On a hilltop parking lot overlooking downtown Burbank, CA, Mark Wahlberg grabs a club from his Wahlburgers-branded golf bag, places a Wahlburgers-branded golf ball on the tee, and squares up, nonchalantly remarking to the real-life entourage of celebrity minders, groomers, and photographers on hand, “We’re gonna do about 210 with a 6 iron.”
The fantastically fit 46-year-old proceeds to smash the ball, slicing it over the heads of an unsuspecting foursome of golfers lingering near the seventh hole of a nearby municipal course. The ball rolls to a stop just beyond them, just beyond the green, a glorious 317-yard drive, according to the readout on his laser sighting scope.
This isn’t the first golf Wahlberg’s played today. The Boston-born actor/producer/sports nutrition entrepreneur/casual-dining franchise builder rose at 4 a.m.—as he does most days—hit the gym for an hour, then squeezed in a round of “cardio golf,” playing 18 holes in 90 blistering minutes.
“We’re always busy; we always play fast. It got started while I was in training on Transformers: Age of Extinction. I’d hit the ball and just sprint to it.”
Now, with the upcoming Transformers: The Last Knight set to roar into theaters on Wednesday, he's still sprinting—and he's not ready to let up yet.
"I'm hungrier now than I've ever been," he says.
And though his Hollywood hot streak shows no signs of cooling down anytime soon, Wahlberg still acknowledges the specter of showbiz mortality: He’s planning to stop acting to focus on his businesses.
“The pace I’m making films at—I can’t do that forever,” he says. “I’ve got five years. I keep telling my wife I’ve got another five years to do my best work; the businesses are taking off.”
Among those enterprises: Performance Inspired Nutrition, a line of all-natural protein bars and sports supplements that the famously cut 185-pounder both uses and helps formulate (“I’m not an endorser but an owner who’s involved in every aspect of the business and product development,” he says); Aquahydrate, an alkaline water company he co-owns with Sean “Diddy” Combs, which has seen triple-digit growth since its 2012 launch; the “sneakerhead stock market” StockX, in which he’s an investor; and the Wahlburgers gourmet burger chain, with outposts in seven states and Canada (and 30 more on the way).

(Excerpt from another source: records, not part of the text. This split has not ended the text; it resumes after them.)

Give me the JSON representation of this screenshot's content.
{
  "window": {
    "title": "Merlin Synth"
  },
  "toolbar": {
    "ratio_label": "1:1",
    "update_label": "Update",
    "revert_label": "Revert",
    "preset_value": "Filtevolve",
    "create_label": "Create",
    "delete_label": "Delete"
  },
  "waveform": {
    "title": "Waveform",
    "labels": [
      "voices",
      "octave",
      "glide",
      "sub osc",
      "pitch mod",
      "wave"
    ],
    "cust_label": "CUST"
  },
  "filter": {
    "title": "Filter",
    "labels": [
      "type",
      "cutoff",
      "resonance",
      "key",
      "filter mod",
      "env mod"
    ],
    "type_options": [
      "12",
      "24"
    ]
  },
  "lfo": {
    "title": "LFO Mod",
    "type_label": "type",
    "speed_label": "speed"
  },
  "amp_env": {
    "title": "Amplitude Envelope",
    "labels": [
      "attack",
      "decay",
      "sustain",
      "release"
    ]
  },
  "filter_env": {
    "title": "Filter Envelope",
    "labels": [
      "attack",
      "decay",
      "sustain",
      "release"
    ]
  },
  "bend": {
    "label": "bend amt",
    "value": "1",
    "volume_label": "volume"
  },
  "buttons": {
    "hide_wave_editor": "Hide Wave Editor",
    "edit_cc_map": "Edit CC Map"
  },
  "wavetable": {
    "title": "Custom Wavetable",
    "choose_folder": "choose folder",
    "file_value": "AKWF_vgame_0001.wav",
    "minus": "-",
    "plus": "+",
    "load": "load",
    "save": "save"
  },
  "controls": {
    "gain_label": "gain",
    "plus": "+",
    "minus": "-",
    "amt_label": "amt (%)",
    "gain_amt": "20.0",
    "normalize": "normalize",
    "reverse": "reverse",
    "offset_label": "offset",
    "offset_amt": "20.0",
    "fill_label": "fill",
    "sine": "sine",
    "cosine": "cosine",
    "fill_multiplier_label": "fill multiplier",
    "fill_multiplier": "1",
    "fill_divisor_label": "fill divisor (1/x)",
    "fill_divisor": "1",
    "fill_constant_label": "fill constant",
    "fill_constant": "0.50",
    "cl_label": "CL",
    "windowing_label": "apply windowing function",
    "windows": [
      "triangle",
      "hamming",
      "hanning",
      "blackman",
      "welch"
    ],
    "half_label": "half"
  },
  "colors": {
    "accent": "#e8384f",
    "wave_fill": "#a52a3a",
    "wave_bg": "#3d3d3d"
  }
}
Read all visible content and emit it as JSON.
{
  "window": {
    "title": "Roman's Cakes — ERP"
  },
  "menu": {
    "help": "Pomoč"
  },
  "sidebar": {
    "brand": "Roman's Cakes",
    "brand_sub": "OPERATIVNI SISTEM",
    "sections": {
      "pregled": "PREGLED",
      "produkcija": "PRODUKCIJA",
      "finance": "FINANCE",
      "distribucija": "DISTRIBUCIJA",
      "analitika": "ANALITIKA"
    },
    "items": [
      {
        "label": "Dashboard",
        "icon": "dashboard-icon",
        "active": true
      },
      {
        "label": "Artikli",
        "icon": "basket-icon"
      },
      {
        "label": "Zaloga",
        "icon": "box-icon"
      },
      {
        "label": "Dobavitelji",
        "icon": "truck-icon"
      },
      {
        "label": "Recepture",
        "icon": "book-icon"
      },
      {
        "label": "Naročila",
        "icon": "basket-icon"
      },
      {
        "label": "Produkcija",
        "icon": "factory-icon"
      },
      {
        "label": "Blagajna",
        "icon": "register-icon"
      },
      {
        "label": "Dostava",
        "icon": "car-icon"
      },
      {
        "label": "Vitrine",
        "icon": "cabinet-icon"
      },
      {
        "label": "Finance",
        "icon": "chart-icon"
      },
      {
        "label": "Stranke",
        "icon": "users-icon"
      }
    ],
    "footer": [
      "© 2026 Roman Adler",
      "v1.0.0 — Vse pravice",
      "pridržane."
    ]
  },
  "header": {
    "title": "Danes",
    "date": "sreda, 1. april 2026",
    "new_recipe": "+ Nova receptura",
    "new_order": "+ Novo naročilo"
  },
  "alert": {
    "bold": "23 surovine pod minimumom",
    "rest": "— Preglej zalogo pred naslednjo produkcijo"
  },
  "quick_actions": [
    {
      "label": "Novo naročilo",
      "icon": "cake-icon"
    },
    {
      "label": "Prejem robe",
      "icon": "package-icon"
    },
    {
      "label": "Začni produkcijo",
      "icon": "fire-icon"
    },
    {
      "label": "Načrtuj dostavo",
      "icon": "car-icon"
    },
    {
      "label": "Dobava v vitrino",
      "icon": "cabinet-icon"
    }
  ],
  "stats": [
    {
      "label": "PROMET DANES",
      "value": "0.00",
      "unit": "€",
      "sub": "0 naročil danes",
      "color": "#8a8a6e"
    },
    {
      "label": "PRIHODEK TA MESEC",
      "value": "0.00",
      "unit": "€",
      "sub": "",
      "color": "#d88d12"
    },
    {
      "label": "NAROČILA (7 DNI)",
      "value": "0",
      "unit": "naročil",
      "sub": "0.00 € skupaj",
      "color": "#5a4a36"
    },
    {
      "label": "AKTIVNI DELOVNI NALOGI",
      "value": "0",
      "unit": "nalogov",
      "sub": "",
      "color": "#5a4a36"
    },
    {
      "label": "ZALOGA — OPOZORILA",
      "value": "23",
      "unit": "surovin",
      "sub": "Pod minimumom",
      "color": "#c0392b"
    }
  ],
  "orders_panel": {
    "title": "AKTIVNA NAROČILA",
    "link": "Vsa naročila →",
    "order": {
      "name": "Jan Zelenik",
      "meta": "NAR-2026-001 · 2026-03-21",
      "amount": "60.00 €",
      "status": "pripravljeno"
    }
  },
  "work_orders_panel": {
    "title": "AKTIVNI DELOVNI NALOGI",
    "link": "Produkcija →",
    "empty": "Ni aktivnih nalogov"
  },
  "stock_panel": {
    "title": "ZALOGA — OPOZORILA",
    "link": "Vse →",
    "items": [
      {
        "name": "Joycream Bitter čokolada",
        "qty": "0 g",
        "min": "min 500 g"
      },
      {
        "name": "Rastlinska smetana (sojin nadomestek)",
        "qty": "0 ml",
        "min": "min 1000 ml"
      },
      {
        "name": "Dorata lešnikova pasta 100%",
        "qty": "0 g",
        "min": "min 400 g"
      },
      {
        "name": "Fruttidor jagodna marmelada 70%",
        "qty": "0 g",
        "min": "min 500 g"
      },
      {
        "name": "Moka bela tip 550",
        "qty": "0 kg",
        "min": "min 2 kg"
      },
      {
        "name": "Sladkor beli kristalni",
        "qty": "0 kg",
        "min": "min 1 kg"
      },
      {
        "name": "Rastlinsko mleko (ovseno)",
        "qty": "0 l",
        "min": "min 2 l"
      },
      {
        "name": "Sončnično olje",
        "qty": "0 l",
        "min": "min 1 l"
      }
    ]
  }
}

Given the star’s fierce competitive streak, I ask if he’s making a run at the McDonald’s market share. He shrugs again: “McDonald’s is a $100 billion cap space. We’re cool with 5% of that.”
He runs the chain with brothers Paul and Donnie. “Paul does the food,” Wahlberg says. “I’m very actively involved in the business. It makes him crazy because, in a perfect world, he’d have one restaurant and make every burger himself. But we want to build something we can pass on from generation to generation.”
Indeed, family is paramount to Wahlberg—a fact, he says, that explains why, this past Super Bowl Sunday, he, his wife, Rhea Durham, and his two sons left during the game’s third quarter, when their beloved New England Patriots were trailing the Atlanta Falcons by 25 points. (The Pats, of course, went on to win in overtime.)
No, it wasn’t a loss of faith in his team that caused his hasty exit, says the eternally optimistic Wahlberg. It was an F-bomb freak-out by his 8-year-old son, Brendan.
“Obviously, I’m a crazy fan,” Wahlberg says. “My son inherited that and went a little crazier: Atlanta scores. He’s like, ‘What the fuck!’ I’m like, ‘Did you just say...?’ He looks at me like, ‘You heard what I said.’ Then they turn it over on the fumble. He goes, ‘They’re going to fucking score again!’ He was on the floor, all over the place.”
Wahlberg says that as a dad he made the decision it was the right time to take his brood back to the hotel.
Luckily, it turned into a private victory party. “We watched the win on TV, went to bed, woke up at 5 a.m., and had to be wheels up at 6 just to beat all the congestion. Dropped my kids off at 7 and was on the golf course at 8:30. So it worked out pretty good!”
Kind of like launching 317 with a 6-iron—or maybe, we’re pretty sure he’d say, even better.